The center exists to provide innovative, practical and evidence-informed advice and influence that advance three broad goals: 1) strengthen policy analysis, 2) fostering the monitoring of policy implementation and 3) boosting the health systems in Uganda and Africa by securing a more effective scholarship and professionalism for system-wide health governance and performance.
Defining the scope and terrain of the center
For the purpose and function of this center, the following definitions will be used – not to limit actions of the center but to communicate the scope of its functions:
Public decision-making: Decision and their process aimed at affecting the general public as opposed to private decision making that affect limited scope of actors. Public decisions making has a public good ethos and beneficence to society as cardinal value.
Health policy: Health policy refers to decisions, plans, and actions that are undertaken to achieve specific health care goals within a society. An explicit health policy can achieve several things: it defines a vision for the future which in turn helps to establish targets and points of reference for the short and medium term. It outlines priorities and the expected roles of different groups/organizations; and it builds consensus and informs relationships among people, organizations and institutions WHO (YYYY)
Health Systems: A “system” can be understood as an arrangement of parts and their interconnections that come together for a purpose (von Bertalanffy 1968). What sets apart a health system is that its purpose is concerned with people’s health. A health system has many parts. Because they are open to influence from outside, health systems are known as open systems. Larger systems involve various smaller systems coming together (e.g. clinics, hospitals, districts, vertical projects) to achieve coherence at community or national level. WHO provides six building blocks but community participation, and infrastructure and be added in developing systems.
System Development: development of systems is viewed as changes or dynamics in the interconnections of the different parts and institutions that play vital roles. Health systems have adaptive properties i.e. they have the freedom to respond to different stimuli in different and unpredictable ways and are interconnected with the actions of other parts of a system. In its work, the center will employ Plsek’s (2001) theory of Complex Adaptive Systems in the analyses of health systems development.
System performance: This about the attainment of the desired outcomes from health system. Commonly this cover expectations of universal coverage – where entire population that need health services, receive them without undue financial hardship. This also entails a selection of essential health services based on needs, institutional and financial capabilities of the state and non-state sectors and the social economic development status.
Multidisciplinary knowledge and research: The center will establish training programs ranging from short-courses to PhD, Post-PhD and Internships. The study and practice of developing health policies, systems and implementation arrangements span several domain of science. For this center, interdisciplinary sciences drawing upon public health, health economics, organizational sociology, political science will be embraced. Political economy and its illumination of contextual variables in institutions, political, environment, and the economic systems will be applied. The center will serve as a convergence of research methodologies – where the most appropriate methods to the study questions are applied along with suitable conceptual and practice frameworks.
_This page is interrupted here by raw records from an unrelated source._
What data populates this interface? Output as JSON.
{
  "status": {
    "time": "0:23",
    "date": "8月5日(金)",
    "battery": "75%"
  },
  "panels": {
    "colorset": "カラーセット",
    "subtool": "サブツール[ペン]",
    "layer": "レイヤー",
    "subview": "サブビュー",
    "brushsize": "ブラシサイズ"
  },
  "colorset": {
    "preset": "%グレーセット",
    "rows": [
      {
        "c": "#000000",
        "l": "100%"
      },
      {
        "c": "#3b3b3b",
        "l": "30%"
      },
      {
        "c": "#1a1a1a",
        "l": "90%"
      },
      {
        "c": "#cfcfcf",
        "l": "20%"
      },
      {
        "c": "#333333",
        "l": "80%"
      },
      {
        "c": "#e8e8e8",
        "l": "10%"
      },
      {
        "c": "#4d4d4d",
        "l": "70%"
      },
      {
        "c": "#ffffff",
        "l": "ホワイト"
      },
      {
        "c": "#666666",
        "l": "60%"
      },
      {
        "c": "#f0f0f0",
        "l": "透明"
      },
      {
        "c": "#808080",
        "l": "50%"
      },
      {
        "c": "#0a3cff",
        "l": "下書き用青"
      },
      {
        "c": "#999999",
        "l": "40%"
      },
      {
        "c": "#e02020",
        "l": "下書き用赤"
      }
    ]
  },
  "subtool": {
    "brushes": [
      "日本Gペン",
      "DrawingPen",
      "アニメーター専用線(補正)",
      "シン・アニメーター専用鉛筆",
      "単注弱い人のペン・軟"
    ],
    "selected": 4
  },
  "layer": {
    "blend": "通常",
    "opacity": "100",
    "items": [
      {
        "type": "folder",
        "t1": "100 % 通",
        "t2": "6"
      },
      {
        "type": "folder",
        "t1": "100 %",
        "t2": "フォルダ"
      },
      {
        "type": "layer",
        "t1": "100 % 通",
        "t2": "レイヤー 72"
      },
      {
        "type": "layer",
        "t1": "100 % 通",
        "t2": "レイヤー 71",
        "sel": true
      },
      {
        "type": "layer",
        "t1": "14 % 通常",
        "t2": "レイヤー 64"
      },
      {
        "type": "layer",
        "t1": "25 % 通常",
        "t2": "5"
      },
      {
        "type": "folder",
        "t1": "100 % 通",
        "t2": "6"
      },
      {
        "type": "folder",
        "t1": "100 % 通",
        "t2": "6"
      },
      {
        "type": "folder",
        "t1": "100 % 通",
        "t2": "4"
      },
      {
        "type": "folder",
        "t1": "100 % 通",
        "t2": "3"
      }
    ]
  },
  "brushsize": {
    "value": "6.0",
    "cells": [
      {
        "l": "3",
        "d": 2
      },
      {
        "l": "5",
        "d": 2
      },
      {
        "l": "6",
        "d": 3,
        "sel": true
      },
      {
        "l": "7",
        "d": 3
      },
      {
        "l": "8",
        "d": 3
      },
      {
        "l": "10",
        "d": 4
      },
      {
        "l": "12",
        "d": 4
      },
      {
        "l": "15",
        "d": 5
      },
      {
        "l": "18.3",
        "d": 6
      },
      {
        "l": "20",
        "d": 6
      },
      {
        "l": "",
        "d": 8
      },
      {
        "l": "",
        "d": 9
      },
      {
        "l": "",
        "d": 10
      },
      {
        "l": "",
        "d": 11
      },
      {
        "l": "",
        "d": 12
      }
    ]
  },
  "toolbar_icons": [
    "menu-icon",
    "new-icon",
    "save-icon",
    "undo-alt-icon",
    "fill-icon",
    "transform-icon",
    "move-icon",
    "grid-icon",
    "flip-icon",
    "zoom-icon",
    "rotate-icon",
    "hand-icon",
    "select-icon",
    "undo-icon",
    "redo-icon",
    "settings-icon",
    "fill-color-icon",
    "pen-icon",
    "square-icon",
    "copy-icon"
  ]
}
Forum for stakeholder engagement: The center will provide both physical and virtual space for stakeholders to engage and debate health concerns with the goal of establishing common visions and goals for health systems developments, policy solutions and effective implementation arrangements.
Demonstration/pilot sites: Many decisions can note be made without a localized experimentation of the policy feasibility or impacts. The center will undertake to demonstrate the feasibility and impacts of policy decisions by using system-thinking frameworks and by taking into account the contextual realities of action, actors and institutions.
Health system observatory: Continuously monitor, describe and analyze health systems changes and their effects on the performance of public health programs and communities. This is done by utilizing experience from across districts to illuminate policy and implementation issues and drawing lessons from selected countries to support evidence-based decisions. The center will also draw from the strengths of partner organizations and networks to provide evidence-based advice to decision-makers and system level practitioners.
Rigorous impact evaluation studies are analyses that measure the net change in outcomes for a particular group of people that can be attributed to a specific program using the best methodology available, feasible and appropriate to the evaluation question that is being investigated and to the specific context.
Social and economic development programs are interventions whose primary purpose is to improve a population’s quality of life, whether they are financed by public agencies, NGOs or private institutions. This includes programs aimed at improving health, education, employment, incomes, access to credit, infrastructure, and reducing poverty, among others.
Low- and middle-income countries are categories for which CHPSD will adopt the definitions of the World Bank’s country classification system.
Member Institutions are eligible organizations that fulfill the obligations of membership.
Member Institutions can be ministries or public agencies (bilateral, multilateral), private non-profit philanthropic foundations, or other private non-profit organizations whose core mission is to finance or implement social and economic programs in low- and middle-income countries and that are committed to the mission of CHPSD.
Associate Member Institutions are eligible organizations whose core business is to conduct impact evaluations, such as universities, research institutions and consulting firms.
CHPSD Partners are organizations such as professional associations, formal networks and advocacy groups which are not eligible to participate as Members or Associate Members but which share in and support CHPSD’s mission.
1. Health Economics, Financing and Insurance
2. Health Policy and Implementation science
3. Knowledge Translation and Community Engagement
4. Health systems analysis and service innovations